The central bank is said to have intervened through some state-run banks that brought down the cost of covering currency exposure across maturities, traders said.
The RBI did not immediately reply to ET’s queries.
The premium on one-day forwards contract, known as Cash Tom in market parlance, settled at 7.41% Tuesday, compared with 28.95% earlier in the morning trade, show data from the Clearing Corporation of India.
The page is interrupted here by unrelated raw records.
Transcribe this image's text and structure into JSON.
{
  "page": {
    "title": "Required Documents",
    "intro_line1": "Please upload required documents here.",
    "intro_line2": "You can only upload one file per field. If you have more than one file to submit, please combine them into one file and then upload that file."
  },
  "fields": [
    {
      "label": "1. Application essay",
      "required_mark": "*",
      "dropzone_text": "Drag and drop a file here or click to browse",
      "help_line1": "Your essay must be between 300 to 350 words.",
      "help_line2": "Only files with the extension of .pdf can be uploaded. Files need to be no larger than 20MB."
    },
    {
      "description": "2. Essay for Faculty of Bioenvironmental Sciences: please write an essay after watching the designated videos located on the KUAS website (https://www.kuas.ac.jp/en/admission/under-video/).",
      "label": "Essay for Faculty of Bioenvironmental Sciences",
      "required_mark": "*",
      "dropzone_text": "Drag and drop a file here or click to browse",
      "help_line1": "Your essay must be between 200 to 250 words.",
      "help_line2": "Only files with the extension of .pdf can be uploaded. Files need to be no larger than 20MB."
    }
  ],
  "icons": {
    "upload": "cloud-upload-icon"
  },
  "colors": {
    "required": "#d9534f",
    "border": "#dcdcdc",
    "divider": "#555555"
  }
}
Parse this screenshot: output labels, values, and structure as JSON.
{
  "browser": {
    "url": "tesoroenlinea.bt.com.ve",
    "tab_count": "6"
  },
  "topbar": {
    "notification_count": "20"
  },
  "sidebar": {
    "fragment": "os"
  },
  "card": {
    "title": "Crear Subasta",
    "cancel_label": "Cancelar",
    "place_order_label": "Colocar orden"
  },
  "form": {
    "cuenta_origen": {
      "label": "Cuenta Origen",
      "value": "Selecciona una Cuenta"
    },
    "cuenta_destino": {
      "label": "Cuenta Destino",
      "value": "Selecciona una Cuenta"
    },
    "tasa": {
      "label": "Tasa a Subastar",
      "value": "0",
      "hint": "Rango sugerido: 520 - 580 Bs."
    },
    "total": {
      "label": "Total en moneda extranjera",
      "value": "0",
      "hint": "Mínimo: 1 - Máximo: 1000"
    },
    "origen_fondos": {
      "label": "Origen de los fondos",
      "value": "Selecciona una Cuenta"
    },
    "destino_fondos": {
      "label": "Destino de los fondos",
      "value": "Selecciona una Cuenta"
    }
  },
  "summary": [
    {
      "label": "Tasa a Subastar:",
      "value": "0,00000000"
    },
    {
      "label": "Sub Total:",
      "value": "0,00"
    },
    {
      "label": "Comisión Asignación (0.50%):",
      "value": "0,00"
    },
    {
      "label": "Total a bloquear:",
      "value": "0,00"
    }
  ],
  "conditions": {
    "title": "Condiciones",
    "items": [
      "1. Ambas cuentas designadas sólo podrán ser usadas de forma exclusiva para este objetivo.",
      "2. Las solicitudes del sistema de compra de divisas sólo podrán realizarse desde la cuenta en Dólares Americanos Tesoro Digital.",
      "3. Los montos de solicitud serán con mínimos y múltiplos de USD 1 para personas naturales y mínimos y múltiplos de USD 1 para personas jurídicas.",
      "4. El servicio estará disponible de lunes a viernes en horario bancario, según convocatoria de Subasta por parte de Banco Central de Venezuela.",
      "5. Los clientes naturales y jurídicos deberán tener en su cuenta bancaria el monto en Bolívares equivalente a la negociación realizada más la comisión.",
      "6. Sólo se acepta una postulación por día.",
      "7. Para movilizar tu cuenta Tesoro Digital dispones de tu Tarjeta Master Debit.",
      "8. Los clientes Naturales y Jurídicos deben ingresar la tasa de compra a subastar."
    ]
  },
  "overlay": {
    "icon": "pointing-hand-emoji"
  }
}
The gauge traded at 19.78% a day earlier.
“The central bank likely intervened to help escape an uncertainty in the currency market,” said Anindya Banerjee, a currency analyst at Kotak Securities. “If it did not intervene, there would have been more arbitrage trade, triggering volatility.”
The rupee gained 0.09 percent to close at 73.86 a dollar Tuesday when emerging markets including Japan and China were shut for a local holiday.
Onshore forward premiums shot up Monday by up to 360 basis points.
“RBI was worried about the elevated premium and asked some nationalised banks to get into the buy-sale of swap deals, pulling down the elevated premium,” said a dealer at a large bank.
In market parlance, those state-run banks turned ‘receivers’, buying dollars on behalf of the central banks only with a promise that they would return to the seller at a future contract maturing date after deducting the premium. If there are more “receivers” in the market, forward premiums are likely to come down.
The premium on a near one-month onshore forwards contract yielded 9.32 percent, about 44 basis points lower than the peak of Monday. In forward contracts maturing within the next 12 months, the extent of the premium decline was much less.
Up to September maturities, premiums broadly fell by about four-eight basis points, dealers said.
“Stable forex funding costs should generally help the RBI’s objective of achieving stability in the exchange rate,” said Ashhish Vaidya, treasury head at DBS Bank India. “Sustained elevated forwards premium could have well triggered volatility in the spot rupee-dollar rate.”
While the record high foreign exchange cover provides a buffer against a collapse in the value of the currency, it is to be seen how long such interventions can prevent the currency from experiencing wild swings. Mint Road has forex reserves of $584 billion.
Companies with overseas liabilities are not showing any interest cover their currency risk unless those wrinkles are ironed out. Instead some companies with immediate need to cover risk are seen booking one-week contracts at the most.